Steve Jobs – Public Speaking, Preparation & Practice
The speed at which information travels has rendered most news dated within hours; days if a story really has “legs.” To last through multiple news cycles is very rare. The passing of Steve Jobs has done just that, and for good reason. Over the past decade, very few (if any) executives have had the impact on the way we communicate the way that Steve Jobs has.
What made Steve Jobs an effective communicator was not innovation or new technology. His public speaking skills had everything to do with fundamentals – an example being one that is crucial yet often ignored – extensive preparation. The preparation and practice that went into a product launch or public presentation was evident, and each presentation became an event itself – not very common in the corporate world today (unless it is bad news).
Two of my favorite Steve Jobs presentations:
The launch of the original iPhone
Some Key Takeaways:
1. Very limited use of slides (no “Death by PPT”);
2. Limited content on each slide;
3. Effective use of movement;
4. Use of the “Power Pause”;
5. Effective gesturing;
6. Simple, conversational language (I am convinced one of the reasons Apple is the market leader is not only the ease of use of the product line, but the ease of explanation as to how the products work.)

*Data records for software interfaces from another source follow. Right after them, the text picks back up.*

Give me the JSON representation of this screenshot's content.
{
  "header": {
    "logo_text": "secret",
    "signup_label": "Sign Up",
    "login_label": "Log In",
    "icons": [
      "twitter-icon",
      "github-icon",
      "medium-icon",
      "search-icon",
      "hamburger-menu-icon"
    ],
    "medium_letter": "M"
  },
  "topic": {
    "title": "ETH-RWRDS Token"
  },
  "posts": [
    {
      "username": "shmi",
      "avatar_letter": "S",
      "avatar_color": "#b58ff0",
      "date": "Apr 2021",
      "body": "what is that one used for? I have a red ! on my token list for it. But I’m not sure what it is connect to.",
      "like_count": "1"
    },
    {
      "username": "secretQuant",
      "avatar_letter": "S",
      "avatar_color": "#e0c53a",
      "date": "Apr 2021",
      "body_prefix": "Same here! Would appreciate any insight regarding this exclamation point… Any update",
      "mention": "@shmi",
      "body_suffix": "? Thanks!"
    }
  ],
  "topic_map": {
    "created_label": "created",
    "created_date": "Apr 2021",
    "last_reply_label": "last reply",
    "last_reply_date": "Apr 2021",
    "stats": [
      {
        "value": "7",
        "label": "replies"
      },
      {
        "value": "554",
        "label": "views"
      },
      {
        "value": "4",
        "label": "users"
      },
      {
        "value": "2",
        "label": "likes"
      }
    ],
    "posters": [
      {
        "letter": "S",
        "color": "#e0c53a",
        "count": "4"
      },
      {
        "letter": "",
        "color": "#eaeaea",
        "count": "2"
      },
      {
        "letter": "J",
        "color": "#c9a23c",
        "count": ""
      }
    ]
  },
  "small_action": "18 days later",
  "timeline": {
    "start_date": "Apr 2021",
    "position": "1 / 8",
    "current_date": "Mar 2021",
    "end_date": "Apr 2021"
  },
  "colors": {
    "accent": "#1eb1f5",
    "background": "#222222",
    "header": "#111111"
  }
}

Stanford Commencement – 2005
This is one of the most moving speeches I have seen in the past decade, and moves me every time I watch it. From a delivery standpoint, I can only imagine how powerful this would have been had Jobs given it in 2010, as his evolution as a public speaker over the past six years was evident. Two key takeaways:
1. The use of story – amazing storytelling;
2. The use of repetition;
3. Use of summation – every story is neatly summarized with a memorable takeaway;
4. Chronological Speech Structure – not the conventional use of structure, and very, very effective.
“Almost everything–all external expectations, all pride, all fear of embarrassment or failure–these things just fall away in the face of death, leaving only what is truly important. Remembering that you are going to die is the best way I know to avoid the trap of thinking you have something to lose. You are already naked. There is no reason not to follow your heart.”